_Work item_
Report back every line below that carries the word "data".

=== Section Start ===

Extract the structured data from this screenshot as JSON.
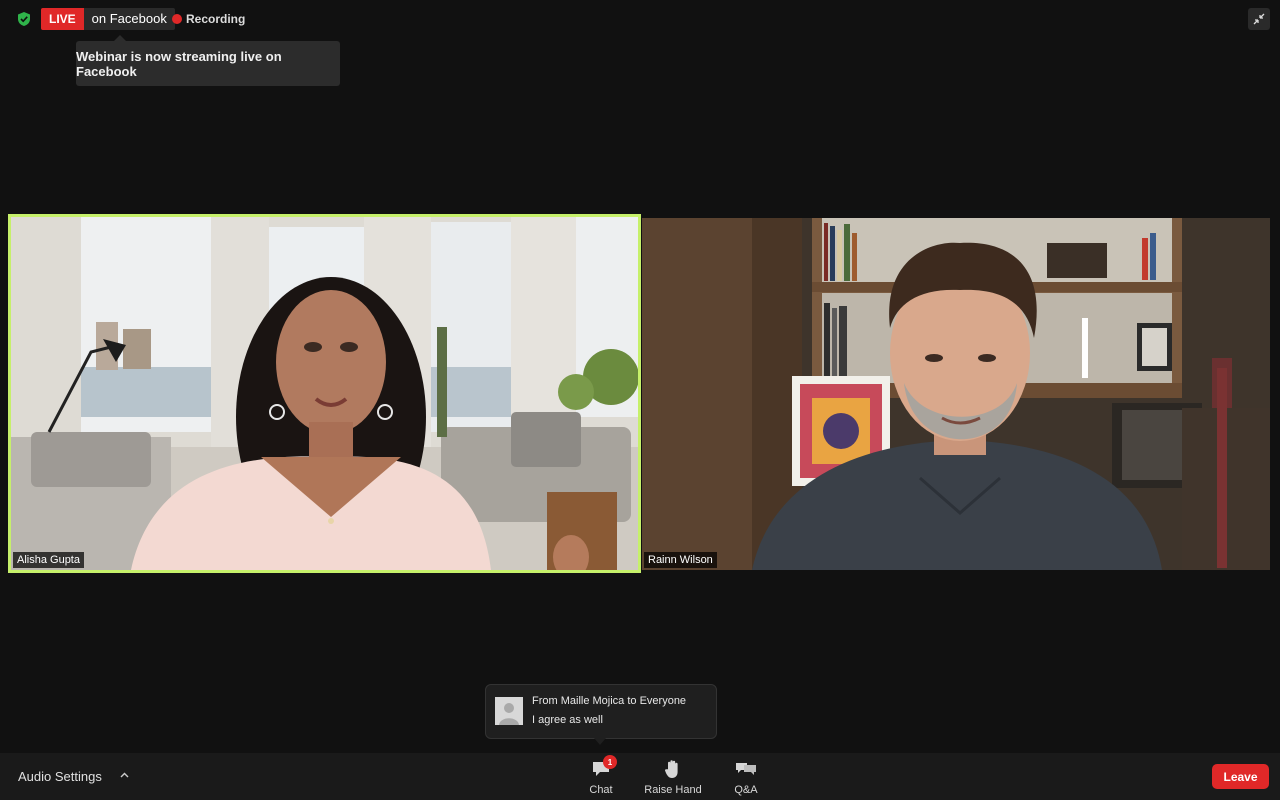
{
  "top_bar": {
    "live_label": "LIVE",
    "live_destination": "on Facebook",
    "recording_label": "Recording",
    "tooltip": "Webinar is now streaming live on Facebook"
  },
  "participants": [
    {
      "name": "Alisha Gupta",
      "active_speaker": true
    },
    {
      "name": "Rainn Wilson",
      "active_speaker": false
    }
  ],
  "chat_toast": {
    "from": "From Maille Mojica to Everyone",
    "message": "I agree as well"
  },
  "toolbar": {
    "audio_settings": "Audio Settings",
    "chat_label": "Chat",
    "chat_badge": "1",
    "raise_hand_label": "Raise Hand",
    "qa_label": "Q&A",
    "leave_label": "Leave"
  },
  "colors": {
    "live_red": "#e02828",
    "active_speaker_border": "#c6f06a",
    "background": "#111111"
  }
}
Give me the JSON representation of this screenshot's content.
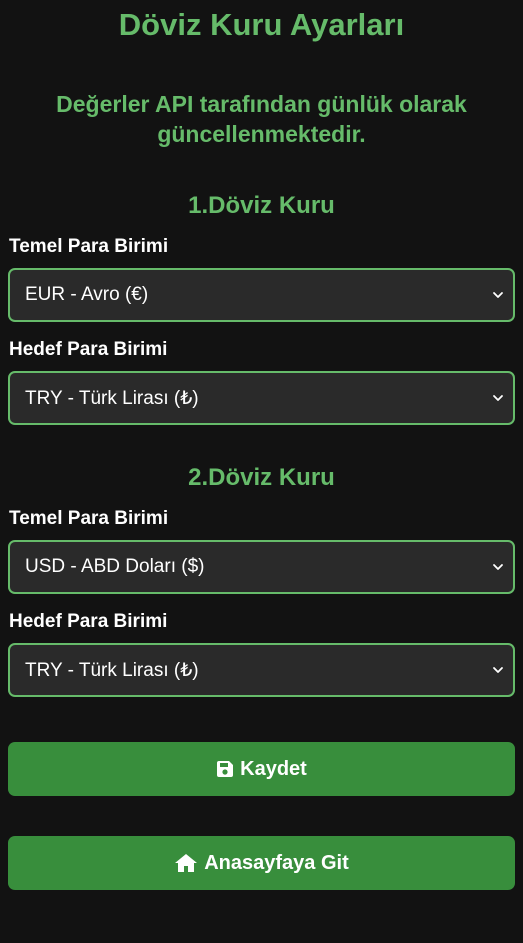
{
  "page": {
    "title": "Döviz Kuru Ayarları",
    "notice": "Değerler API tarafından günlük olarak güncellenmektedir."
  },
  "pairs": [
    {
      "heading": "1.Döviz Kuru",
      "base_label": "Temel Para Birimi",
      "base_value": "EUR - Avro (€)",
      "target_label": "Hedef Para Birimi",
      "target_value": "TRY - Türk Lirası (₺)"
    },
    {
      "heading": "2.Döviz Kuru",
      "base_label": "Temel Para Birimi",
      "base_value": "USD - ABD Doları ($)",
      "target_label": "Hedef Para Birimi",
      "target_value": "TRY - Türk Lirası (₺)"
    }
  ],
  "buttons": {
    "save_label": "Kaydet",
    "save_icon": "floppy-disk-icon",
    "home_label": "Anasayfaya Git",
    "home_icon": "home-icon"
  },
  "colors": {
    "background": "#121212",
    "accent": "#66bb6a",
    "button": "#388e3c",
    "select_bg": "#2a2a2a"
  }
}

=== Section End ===
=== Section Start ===

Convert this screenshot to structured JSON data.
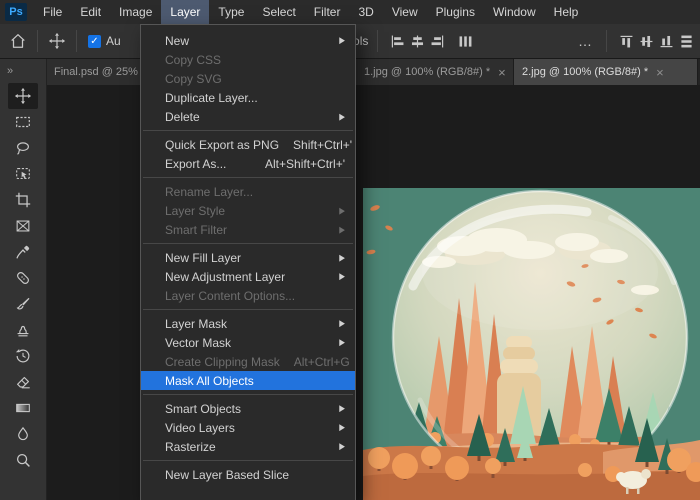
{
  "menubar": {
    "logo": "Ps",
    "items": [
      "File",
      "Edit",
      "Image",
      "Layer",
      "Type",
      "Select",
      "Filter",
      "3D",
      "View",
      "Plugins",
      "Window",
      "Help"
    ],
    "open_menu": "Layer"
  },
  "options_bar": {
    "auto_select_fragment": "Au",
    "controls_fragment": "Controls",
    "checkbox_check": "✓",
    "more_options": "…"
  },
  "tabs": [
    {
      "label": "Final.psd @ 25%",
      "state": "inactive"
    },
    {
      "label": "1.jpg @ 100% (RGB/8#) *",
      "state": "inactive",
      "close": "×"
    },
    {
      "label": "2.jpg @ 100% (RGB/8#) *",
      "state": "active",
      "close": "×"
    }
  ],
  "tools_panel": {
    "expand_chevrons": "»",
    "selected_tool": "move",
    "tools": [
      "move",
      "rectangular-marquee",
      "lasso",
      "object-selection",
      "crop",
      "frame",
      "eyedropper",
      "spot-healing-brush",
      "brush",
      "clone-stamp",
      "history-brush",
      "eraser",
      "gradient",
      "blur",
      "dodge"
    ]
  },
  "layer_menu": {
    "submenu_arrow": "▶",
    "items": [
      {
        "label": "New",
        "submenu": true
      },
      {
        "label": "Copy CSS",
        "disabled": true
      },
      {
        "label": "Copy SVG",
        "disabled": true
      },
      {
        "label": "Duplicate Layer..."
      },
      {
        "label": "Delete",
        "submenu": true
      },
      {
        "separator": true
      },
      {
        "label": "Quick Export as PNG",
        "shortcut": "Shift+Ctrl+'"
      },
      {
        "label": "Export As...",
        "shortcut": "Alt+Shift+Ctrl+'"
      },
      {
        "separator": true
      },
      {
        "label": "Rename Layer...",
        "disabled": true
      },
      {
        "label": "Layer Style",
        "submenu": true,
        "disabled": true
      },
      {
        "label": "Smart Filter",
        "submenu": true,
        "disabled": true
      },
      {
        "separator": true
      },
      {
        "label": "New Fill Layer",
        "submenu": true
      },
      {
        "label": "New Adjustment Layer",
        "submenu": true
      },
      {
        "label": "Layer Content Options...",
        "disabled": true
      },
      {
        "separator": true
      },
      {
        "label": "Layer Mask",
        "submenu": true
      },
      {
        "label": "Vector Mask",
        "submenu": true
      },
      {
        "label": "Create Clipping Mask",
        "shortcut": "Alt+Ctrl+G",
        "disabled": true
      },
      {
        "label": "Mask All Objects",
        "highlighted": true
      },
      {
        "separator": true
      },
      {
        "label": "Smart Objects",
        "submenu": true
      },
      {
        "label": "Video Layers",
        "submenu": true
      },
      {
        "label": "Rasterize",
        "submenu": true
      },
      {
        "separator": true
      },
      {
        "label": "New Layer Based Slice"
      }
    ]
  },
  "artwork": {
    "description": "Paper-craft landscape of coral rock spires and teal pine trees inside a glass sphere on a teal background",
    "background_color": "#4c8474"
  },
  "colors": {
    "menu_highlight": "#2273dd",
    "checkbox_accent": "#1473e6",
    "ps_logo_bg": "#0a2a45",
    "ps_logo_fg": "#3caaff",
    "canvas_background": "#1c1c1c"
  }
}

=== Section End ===

_Result of this task_
Extract the structured data from this screenshot as JSON.
Convert this screenshot to structured JSON data.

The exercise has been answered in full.